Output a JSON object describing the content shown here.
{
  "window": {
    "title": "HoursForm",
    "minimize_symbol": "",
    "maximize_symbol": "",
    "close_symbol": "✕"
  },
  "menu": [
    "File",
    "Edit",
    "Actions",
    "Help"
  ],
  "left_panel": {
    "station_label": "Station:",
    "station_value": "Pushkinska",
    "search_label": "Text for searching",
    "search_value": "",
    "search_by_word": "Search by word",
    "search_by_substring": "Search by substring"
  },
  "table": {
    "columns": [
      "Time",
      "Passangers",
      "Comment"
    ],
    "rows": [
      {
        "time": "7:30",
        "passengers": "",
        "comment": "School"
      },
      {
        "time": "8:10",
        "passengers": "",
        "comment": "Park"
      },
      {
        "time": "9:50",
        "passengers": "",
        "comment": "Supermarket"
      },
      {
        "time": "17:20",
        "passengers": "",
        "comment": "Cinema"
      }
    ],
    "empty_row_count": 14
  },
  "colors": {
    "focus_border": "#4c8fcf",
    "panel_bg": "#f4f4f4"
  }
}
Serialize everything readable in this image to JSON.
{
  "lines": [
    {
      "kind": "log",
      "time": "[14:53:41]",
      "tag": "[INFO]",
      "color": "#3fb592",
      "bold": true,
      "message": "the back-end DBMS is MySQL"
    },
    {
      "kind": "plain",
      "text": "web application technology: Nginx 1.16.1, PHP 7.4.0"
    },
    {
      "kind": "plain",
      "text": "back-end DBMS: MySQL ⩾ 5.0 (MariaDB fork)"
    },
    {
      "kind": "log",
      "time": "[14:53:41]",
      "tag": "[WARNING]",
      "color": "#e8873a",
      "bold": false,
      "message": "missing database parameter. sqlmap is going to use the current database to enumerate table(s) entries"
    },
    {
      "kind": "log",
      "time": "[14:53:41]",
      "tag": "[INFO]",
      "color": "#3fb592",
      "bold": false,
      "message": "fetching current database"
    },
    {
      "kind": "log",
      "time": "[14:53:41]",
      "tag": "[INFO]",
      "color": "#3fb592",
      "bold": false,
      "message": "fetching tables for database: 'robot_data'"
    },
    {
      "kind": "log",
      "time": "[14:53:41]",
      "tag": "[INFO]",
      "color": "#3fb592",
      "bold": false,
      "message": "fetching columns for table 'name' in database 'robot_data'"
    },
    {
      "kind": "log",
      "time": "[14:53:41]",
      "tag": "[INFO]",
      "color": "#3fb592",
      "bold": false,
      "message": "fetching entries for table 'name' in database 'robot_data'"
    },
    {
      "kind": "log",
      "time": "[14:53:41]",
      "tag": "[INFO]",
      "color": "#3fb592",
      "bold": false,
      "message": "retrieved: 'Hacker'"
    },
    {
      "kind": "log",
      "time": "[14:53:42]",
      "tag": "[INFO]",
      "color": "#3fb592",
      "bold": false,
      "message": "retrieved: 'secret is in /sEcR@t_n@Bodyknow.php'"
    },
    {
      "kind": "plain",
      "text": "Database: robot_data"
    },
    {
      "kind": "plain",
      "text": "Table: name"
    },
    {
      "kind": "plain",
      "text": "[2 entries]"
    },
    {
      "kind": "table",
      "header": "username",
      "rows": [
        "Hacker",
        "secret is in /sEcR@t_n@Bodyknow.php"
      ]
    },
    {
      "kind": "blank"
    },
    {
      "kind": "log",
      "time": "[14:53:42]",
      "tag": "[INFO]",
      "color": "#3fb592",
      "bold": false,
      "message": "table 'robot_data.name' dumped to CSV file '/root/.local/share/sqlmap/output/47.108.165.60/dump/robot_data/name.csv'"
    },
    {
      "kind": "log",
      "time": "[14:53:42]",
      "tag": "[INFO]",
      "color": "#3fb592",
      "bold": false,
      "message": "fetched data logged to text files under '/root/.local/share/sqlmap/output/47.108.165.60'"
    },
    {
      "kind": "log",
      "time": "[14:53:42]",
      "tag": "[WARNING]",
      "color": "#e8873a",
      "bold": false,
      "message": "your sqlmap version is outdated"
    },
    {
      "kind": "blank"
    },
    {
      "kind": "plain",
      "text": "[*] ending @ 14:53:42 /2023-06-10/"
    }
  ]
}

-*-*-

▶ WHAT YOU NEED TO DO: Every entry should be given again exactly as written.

▶ FINISHED EXERCISE:
Output a JSON object describing the content shown here.
{
  "window": {
    "title": "HoursForm",
    "minimize_symbol": "",
    "maximize_symbol": "",
    "close_symbol": "✕"
  },
  "menu": [
    "File",
    "Edit",
    "Actions",
    "Help"
  ],
  "left_panel": {
    "station_label": "Station:",
    "station_value": "Pushkinska",
    "search_label": "Text for searching",
    "search_value": "",
    "search_by_word": "Search by word",
    "search_by_substring": "Search by substring"
  },
  "table": {
    "columns": [
      "Time",
      "Passangers",
      "Comment"
    ],
    "rows": [
      {
        "time": "7:30",
        "passengers": "",
        "comment": "School"
      },
      {
        "time": "8:10",
        "passengers": "",
        "comment": "Park"
      },
      {
        "time": "9:50",
        "passengers": "",
        "comment": "Supermarket"
      },
      {
        "time": "17:20",
        "passengers": "",
        "comment": "Cinema"
      }
    ],
    "empty_row_count": 14
  },
  "colors": {
    "focus_border": "#4c8fcf",
    "panel_bg": "#f4f4f4"
  }
}
Serialize everything readable in this image to JSON.
{
  "lines": [
    {
      "kind": "log",
      "time": "[14:53:41]",
      "tag": "[INFO]",
      "color": "#3fb592",
      "bold": true,
      "message": "the back-end DBMS is MySQL"
    },
    {
      "kind": "plain",
      "text": "web application technology: Nginx 1.16.1, PHP 7.4.0"
    },
    {
      "kind": "plain",
      "text": "back-end DBMS: MySQL ⩾ 5.0 (MariaDB fork)"
    },
    {
      "kind": "log",
      "time": "[14:53:41]",
      "tag": "[WARNING]",
      "color": "#e8873a",
      "bold": false,
      "message": "missing database parameter. sqlmap is going to use the current database to enumerate table(s) entries"
    },
    {
      "kind": "log",
      "time": "[14:53:41]",
      "tag": "[INFO]",
      "color": "#3fb592",
      "bold": false,
      "message": "fetching current database"
    },
    {
      "kind": "log",
      "time": "[14:53:41]",
      "tag": "[INFO]",
      "color": "#3fb592",
      "bold": false,
      "message": "fetching tables for database: 'robot_data'"
    },
    {
      "kind": "log",
      "time": "[14:53:41]",
      "tag": "[INFO]",
      "color": "#3fb592",
      "bold": false,
      "message": "fetching columns for table 'name' in database 'robot_data'"
    },
    {
      "kind": "log",
      "time": "[14:53:41]",
      "tag": "[INFO]",
      "color": "#3fb592",
      "bold": false,
      "message": "fetching entries for table 'name' in database 'robot_data'"
    },
    {
      "kind": "log",
      "time": "[14:53:41]",
      "tag": "[INFO]",
      "color": "#3fb592",
      "bold": false,
      "message": "retrieved: 'Hacker'"
    },
    {
      "kind": "log",
      "time": "[14:53:42]",
      "tag": "[INFO]",
      "color": "#3fb592",
      "bold": false,
      "message": "retrieved: 'secret is in /sEcR@t_n@Bodyknow.php'"
    },
    {
      "kind": "plain",
      "text": "Database: robot_data"
    },
    {
      "kind": "plain",
      "text": "Table: name"
    },
    {
      "kind": "plain",
      "text": "[2 entries]"
    },
    {
      "kind": "table",
      "header": "username",
      "rows": [
        "Hacker",
        "secret is in /sEcR@t_n@Bodyknow.php"
      ]
    },
    {
      "kind": "blank"
    },
    {
      "kind": "log",
      "time": "[14:53:42]",
      "tag": "[INFO]",
      "color": "#3fb592",
      "bold": false,
      "message": "table 'robot_data.name' dumped to CSV file '/root/.local/share/sqlmap/output/47.108.165.60/dump/robot_data/name.csv'"
    },
    {
      "kind": "log",
      "time": "[14:53:42]",
      "tag": "[INFO]",
      "color": "#3fb592",
      "bold": false,
      "message": "fetched data logged to text files under '/root/.local/share/sqlmap/output/47.108.165.60'"
    },
    {
      "kind": "log",
      "time": "[14:53:42]",
      "tag": "[WARNING]",
      "color": "#e8873a",
      "bold": false,
      "message": "your sqlmap version is outdated"
    },
    {
      "kind": "blank"
    },
    {
      "kind": "plain",
      "text": "[*] ending @ 14:53:42 /2023-06-10/"
    }
  ]
}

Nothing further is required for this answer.